It is not so much the fate of the fifth and final ODI between West Indies and England that will be decided in St Lucia as much as the future direction of West Indies cricket.
The West Indies Cricket Board (WICB) and the West Indies Players Association (WIPA) are scheduled to meet yet again to regurgitate several discordant issues that are a constant feature of an interminable cold war that has left them as far apart and as antagonistic as the political rivals of east and west once were.
Reading between the unambiguous lines of their latest statements and media releases, it is obvious that the each side has run out of patience. The time for arbitration, of which there has been a surfeit, and of compromise and concessions seems to be over.
It is a power struggle that has finally and inevitably come to a head. The latest evidence indicates that both are now prepared for open combat. The outcome will surely determine how West Indies cricket is administered from here on.
The WICB last week presented what it termed "a comprehensive broad-based proposal, which speaks to a complete overhaul of all aspects of players salaries". The WIPA responded that it "omits so much substantial and significant information and detail that any meaningful engagement on that basis alone is impossible".
It does not bode well for the success of today's talks. If they do break down, as they have often done, it would create an intriguing scenario.
One feasible upshot would be for WIPA to instruct their members (now claimed to be all first-class players) to also boycott the remaining matches in the regional first-class competition, as they did on the first day of an earlier round, as well as the planned tour of England in May (over which WIPA state they were not consulted).
If successful, it would leave the WICB without a domestic competition or an international team. There would be no alternative for it but to withdraw from the second ICC World Twenty20 in England in June, to bow to the pressure and reconstitute itself, along the lines recommended by the Patterson committee's report.
The vital word is "if".
"It would be as difficult now as it was then for poorly paid regional players, especially those who regard their international careers to have been prematurely ended by impatient selectors, to reject lucrative offers"

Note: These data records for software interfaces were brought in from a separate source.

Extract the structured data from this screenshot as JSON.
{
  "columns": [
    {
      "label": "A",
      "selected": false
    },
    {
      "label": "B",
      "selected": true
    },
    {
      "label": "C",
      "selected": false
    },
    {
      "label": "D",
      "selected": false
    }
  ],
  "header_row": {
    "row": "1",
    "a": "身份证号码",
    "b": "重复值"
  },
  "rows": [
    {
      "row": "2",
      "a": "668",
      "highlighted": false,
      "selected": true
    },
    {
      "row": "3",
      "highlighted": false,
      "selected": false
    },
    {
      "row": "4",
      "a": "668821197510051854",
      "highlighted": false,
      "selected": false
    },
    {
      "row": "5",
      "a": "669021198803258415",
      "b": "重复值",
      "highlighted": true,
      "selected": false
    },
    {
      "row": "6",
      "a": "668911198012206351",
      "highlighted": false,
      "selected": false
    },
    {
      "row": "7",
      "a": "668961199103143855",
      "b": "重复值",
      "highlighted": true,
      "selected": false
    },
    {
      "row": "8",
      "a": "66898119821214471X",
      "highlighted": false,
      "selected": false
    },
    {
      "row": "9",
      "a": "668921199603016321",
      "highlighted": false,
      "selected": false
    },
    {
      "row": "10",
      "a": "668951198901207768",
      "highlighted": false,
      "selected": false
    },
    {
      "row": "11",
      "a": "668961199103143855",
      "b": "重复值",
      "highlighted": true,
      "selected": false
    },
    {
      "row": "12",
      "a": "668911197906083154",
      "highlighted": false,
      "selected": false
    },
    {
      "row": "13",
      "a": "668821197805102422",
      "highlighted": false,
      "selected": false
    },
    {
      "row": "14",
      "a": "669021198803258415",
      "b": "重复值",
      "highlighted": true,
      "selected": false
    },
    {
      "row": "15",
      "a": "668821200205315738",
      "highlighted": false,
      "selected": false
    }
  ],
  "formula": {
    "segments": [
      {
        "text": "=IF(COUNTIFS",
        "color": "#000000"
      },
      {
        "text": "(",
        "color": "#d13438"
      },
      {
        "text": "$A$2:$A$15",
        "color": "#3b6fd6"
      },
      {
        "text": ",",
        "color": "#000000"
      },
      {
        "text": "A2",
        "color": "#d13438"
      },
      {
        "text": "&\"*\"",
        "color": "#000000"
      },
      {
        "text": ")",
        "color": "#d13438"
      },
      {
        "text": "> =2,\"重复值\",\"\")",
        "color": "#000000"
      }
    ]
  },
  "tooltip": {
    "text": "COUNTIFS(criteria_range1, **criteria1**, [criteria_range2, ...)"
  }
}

The WICB will not easily concede their position. Player power is anathema to any accredited sporting organisation and the president Julian Hunte has rejected the Patterson report's proposals for restructuring. His position is boosted by how a different dispensation dealt with a recent, similar standoff.
When the majority of senior players pulled out of the tour of Sri Lanka in 2005 over a contract dispute, the WICB raised a team of willing reserves all the same, under the captaincy of Shivnarine Chanderpaul, who drew the wrath of WIPA president Dinanath Ramnarine for his "betrayal".
They were duly beaten but the WICB demonstrated it was in charge. Within a few months, the team was back to full strength again although the scars of division were a long time healing. The England tour is a hastily arranged, bilateral arrangement to replace cancelled visits by Zimbabwe and Sri Lanka. It is understood that it will earn the WICB appreciably more than usual, allowing it to pay players US$1.5 million between them, five times more than it would be another comparable tour.
It would be as difficult now as it was then for poorly paid regional players, especially those who regard their international careers to have been prematurely ended by impatient selectors, to reject lucrative offers.
Even though the WICB's authority would be upheld, it would be, as with Sri Lanka, an unsatisfactory arrangement. It is known that the WIPA - and not only its confrontational president but most of its prominent members - are adamant that the WICB cannot continue in its current form.
Their main grudges concern fees and contracts but they have been equally frustrated and embarrassed by the WICB's repeated bungling and lack of accountability. "The board is always talking about players needing to change but we, the players, need changes from the board as well," the captain Chris Gayle pleaded last year after it failed in the simple task of getting players to England in time to prepare for an ODI series. "The WICB says they want the best out of the players but we also need the best out of the board".
This, as much as anything, is what today's meeting is all about. Perhaps the potential repercussions will bring both sides to their senses, just in time.